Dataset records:
+ + +
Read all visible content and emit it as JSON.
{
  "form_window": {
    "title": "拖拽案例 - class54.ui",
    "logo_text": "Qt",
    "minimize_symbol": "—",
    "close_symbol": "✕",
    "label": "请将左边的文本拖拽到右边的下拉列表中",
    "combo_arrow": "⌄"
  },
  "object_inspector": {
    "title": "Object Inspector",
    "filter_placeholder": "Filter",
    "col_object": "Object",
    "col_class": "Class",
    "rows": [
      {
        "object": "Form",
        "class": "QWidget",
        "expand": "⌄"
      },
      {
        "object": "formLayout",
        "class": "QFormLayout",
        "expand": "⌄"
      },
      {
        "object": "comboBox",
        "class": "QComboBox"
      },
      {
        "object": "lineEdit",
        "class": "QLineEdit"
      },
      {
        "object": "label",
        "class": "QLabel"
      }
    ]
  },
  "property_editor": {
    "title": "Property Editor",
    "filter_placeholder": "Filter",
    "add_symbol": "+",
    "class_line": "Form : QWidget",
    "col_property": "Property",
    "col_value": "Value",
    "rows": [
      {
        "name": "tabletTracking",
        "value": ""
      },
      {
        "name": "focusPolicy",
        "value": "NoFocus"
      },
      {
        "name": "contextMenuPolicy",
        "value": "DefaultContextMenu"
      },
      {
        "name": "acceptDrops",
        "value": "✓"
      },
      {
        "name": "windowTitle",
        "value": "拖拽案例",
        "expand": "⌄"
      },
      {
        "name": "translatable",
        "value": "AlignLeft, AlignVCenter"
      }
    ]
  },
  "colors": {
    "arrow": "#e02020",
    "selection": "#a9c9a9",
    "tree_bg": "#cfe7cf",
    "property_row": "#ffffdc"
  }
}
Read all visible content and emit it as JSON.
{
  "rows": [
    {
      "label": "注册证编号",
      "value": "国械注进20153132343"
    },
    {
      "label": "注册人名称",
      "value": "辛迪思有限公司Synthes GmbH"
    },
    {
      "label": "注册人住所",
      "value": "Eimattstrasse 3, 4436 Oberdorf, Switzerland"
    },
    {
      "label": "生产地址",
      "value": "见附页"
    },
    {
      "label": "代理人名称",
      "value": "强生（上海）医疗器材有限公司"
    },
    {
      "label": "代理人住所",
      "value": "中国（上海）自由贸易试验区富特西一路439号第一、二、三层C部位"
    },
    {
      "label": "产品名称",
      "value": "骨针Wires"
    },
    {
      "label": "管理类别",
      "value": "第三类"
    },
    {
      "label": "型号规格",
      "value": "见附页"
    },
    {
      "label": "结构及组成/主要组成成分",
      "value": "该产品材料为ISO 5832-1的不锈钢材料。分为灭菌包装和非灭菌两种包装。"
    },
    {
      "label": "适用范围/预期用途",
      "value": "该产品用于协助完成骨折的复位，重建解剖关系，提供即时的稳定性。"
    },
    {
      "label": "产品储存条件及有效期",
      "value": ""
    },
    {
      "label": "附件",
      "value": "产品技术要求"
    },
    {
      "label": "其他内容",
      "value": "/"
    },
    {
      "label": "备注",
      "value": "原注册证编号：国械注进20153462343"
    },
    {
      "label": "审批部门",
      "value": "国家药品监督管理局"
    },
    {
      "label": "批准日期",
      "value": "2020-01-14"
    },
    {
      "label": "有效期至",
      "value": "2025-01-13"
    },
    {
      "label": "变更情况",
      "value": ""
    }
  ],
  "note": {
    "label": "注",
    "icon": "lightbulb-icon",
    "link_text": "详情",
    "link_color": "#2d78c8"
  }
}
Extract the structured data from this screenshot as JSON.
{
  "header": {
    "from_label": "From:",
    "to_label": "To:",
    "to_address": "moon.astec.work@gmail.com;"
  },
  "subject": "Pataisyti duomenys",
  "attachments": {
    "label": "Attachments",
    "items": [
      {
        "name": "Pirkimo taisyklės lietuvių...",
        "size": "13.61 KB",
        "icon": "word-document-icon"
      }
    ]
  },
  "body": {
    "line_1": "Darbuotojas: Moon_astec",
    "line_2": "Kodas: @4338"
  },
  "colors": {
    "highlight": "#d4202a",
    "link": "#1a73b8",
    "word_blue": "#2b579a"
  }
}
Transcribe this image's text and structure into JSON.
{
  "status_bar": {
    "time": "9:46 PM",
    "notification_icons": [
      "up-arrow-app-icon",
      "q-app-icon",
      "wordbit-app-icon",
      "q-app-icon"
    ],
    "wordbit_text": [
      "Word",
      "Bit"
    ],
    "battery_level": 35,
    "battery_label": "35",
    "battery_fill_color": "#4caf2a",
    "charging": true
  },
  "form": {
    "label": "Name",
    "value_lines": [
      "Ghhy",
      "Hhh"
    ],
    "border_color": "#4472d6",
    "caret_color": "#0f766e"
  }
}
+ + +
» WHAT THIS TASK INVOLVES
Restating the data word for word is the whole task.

» ANSWER SECTION
Read all visible content and emit it as JSON.
{
  "form_window": {
    "title": "拖拽案例 - class54.ui",
    "logo_text": "Qt",
    "minimize_symbol": "—",
    "close_symbol": "✕",
    "label": "请将左边的文本拖拽到右边的下拉列表中",
    "combo_arrow": "⌄"
  },
  "object_inspector": {
    "title": "Object Inspector",
    "filter_placeholder": "Filter",
    "col_object": "Object",
    "col_class": "Class",
    "rows": [
      {
        "object": "Form",
        "class": "QWidget",
        "expand": "⌄"
      },
      {
        "object": "formLayout",
        "class": "QFormLayout",
        "expand": "⌄"
      },
      {
        "object": "comboBox",
        "class": "QComboBox"
      },
      {
        "object": "lineEdit",
        "class": "QLineEdit"
      },
      {
        "object": "label",
        "class": "QLabel"
      }
    ]
  },
  "property_editor": {
    "title": "Property Editor",
    "filter_placeholder": "Filter",
    "add_symbol": "+",
    "class_line": "Form : QWidget",
    "col_property": "Property",
    "col_value": "Value",
    "rows": [
      {
        "name": "tabletTracking",
        "value": ""
      },
      {
        "name": "focusPolicy",
        "value": "NoFocus"
      },
      {
        "name": "contextMenuPolicy",
        "value": "DefaultContextMenu"
      },
      {
        "name": "acceptDrops",
        "value": "✓"
      },
      {
        "name": "windowTitle",
        "value": "拖拽案例",
        "expand": "⌄"
      },
      {
        "name": "translatable",
        "value": "AlignLeft, AlignVCenter"
      }
    ]
  },
  "colors": {
    "arrow": "#e02020",
    "selection": "#a9c9a9",
    "tree_bg": "#cfe7cf",
    "property_row": "#ffffdc"
  }
}
Read all visible content and emit it as JSON.
{
  "rows": [
    {
      "label": "注册证编号",
      "value": "国械注进20153132343"
    },
    {
      "label": "注册人名称",
      "value": "辛迪思有限公司Synthes GmbH"
    },
    {
      "label": "注册人住所",
      "value": "Eimattstrasse 3, 4436 Oberdorf, Switzerland"
    },
    {
      "label": "生产地址",
      "value": "见附页"
    },
    {
      "label": "代理人名称",
      "value": "强生（上海）医疗器材有限公司"
    },
    {
      "label": "代理人住所",
      "value": "中国（上海）自由贸易试验区富特西一路439号第一、二、三层C部位"
    },
    {
      "label": "产品名称",
      "value": "骨针Wires"
    },
    {
      "label": "管理类别",
      "value": "第三类"
    },
    {
      "label": "型号规格",
      "value": "见附页"
    },
    {
      "label": "结构及组成/主要组成成分",
      "value": "该产品材料为ISO 5832-1的不锈钢材料。分为灭菌包装和非灭菌两种包装。"
    },
    {
      "label": "适用范围/预期用途",
      "value": "该产品用于协助完成骨折的复位，重建解剖关系，提供即时的稳定性。"
    },
    {
      "label": "产品储存条件及有效期",
      "value": ""
    },
    {
      "label": "附件",
      "value": "产品技术要求"
    },
    {
      "label": "其他内容",
      "value": "/"
    },
    {
      "label": "备注",
      "value": "原注册证编号：国械注进20153462343"
    },
    {
      "label": "审批部门",
      "value": "国家药品监督管理局"
    },
    {
      "label": "批准日期",
      "value": "2020-01-14"
    },
    {
      "label": "有效期至",
      "value": "2025-01-13"
    },
    {
      "label": "变更情况",
      "value": ""
    }
  ],
  "note": {
    "label": "注",
    "icon": "lightbulb-icon",
    "link_text": "详情",
    "link_color": "#2d78c8"
  }
}
Extract the structured data from this screenshot as JSON.
{
  "header": {
    "from_label": "From:",
    "to_label": "To:",
    "to_address": "moon.astec.work@gmail.com;"
  },
  "subject": "Pataisyti duomenys",
  "attachments": {
    "label": "Attachments",
    "items": [
      {
        "name": "Pirkimo taisyklės lietuvių...",
        "size": "13.61 KB",
        "icon": "word-document-icon"
      }
    ]
  },
  "body": {
    "line_1": "Darbuotojas: Moon_astec",
    "line_2": "Kodas: @4338"
  },
  "colors": {
    "highlight": "#d4202a",
    "link": "#1a73b8",
    "word_blue": "#2b579a"
  }
}
Transcribe this image's text and structure into JSON.
{
  "status_bar": {
    "time": "9:46 PM",
    "notification_icons": [
      "up-arrow-app-icon",
      "q-app-icon",
      "wordbit-app-icon",
      "q-app-icon"
    ],
    "wordbit_text": [
      "Word",
      "Bit"
    ],
    "battery_level": 35,
    "battery_label": "35",
    "battery_fill_color": "#4caf2a",
    "charging": true
  },
  "form": {
    "label": "Name",
    "value_lines": [
      "Ghhy",
      "Hhh"
    ],
    "border_color": "#4472d6",
    "caret_color": "#0f766e"
  }
}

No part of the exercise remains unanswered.